Figure 2.1: A sketch of 12x2sin(Lx) for a few values of L. This function converges to a Dirac delta function It is often useful to think of the function as the limit of a simple function, and one example is an infinitely narrow spike, as in Fig. 2.2 for a0. Figure 2.2: A sketch of a piecewise constant function, that in the limit a0 gives the Dirac delta function Important properties Since integration with the function samples f(x) at the single point x=x, we must conclude that (xx)=0 for xx The area under the function is 1, as can be seen from taking f(x)=1. Combining the last two results leads to an interesting expression for the area under the curve, x+x(xx)=1 for any 0 A very useful relation is obtained when we scale the variables in the delta function (y=ax) dx(a(xx))f(x)=sign(a)a1dy(yy)f(ya)=af(ya)=af(x) We can interpret this is as the contribution from the slope of the argument of the delta function, which appears inversely in front of the function at the point where the argument of the function is zero. Since the function is even, the answer only depends on the absolute value of a. Also note that we only need to integrate from below to above the singularity; it is not necessary to integrate over the whole infinite interval. This result can now be generalised to a -function with a function as argument. Here we need to sum over all zeroes of the function inside the integration inetrval, and the quantity a above becomes the slope at each of the zeroes, badxg(x)f(x)=idfdxg(x)x=xi

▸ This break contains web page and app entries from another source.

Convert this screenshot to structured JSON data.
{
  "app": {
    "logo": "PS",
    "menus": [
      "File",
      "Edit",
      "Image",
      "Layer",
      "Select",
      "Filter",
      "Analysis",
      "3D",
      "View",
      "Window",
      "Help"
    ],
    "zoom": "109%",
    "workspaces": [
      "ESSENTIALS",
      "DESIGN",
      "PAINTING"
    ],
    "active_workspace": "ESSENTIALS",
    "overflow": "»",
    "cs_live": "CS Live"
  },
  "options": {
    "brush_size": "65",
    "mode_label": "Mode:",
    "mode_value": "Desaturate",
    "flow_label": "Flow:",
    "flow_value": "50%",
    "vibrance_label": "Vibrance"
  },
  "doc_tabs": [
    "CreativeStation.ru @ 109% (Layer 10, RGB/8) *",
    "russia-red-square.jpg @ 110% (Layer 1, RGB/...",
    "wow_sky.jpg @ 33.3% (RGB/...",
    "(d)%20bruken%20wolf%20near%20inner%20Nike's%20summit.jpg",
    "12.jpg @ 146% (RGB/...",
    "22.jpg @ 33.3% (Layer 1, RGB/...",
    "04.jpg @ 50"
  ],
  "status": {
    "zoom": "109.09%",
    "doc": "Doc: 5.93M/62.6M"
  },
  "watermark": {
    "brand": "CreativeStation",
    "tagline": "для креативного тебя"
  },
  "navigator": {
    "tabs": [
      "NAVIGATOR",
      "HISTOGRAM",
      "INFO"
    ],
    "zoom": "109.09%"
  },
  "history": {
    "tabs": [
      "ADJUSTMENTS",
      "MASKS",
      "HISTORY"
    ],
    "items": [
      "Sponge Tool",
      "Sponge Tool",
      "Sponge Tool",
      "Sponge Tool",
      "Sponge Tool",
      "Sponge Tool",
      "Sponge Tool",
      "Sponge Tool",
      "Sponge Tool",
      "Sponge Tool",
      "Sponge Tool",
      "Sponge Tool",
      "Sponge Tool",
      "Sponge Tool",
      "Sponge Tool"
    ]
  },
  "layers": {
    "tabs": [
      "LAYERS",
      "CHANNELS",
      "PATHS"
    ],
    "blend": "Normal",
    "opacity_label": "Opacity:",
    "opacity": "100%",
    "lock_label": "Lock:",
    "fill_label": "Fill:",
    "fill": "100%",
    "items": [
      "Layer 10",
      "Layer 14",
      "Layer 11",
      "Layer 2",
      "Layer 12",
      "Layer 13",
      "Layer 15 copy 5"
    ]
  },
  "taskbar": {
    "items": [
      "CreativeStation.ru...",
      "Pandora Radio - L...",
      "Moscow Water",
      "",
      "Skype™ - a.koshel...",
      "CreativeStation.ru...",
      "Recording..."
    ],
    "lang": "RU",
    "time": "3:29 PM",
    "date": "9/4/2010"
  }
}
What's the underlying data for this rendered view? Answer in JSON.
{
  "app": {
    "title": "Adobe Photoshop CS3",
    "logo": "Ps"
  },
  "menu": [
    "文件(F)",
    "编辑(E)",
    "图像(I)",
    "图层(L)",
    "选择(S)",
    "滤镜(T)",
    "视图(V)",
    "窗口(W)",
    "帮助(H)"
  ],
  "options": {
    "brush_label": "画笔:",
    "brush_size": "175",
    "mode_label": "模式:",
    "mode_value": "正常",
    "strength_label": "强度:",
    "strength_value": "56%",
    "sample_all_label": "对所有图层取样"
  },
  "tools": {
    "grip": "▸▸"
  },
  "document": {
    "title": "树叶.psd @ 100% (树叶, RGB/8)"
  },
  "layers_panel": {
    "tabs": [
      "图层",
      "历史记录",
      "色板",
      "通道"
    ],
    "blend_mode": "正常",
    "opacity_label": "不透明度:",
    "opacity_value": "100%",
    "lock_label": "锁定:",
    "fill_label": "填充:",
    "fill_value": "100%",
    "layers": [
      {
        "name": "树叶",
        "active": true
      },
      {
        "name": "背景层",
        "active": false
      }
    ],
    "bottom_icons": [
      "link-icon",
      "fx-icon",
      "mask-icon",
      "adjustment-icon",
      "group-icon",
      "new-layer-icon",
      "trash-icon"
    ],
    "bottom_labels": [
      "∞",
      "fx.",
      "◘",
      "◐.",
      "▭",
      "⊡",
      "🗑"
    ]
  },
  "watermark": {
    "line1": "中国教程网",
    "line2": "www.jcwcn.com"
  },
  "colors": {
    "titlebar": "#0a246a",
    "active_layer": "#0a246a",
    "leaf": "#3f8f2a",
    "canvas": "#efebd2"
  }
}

where the sum extends over all points xi in ab where f(xi)=0. Example 2.6: Calculate the integral f(x)(x2c2t2) Solution: Let us first calculate the zeroes of x2c2t2, x=ct.. The derivative of x2c2t2 at these points is 2ct, and thus f(x)(x2c2t2)=12ctf(ct)+f(ct) Integrals such as these occur in electromagnetic wave propagation.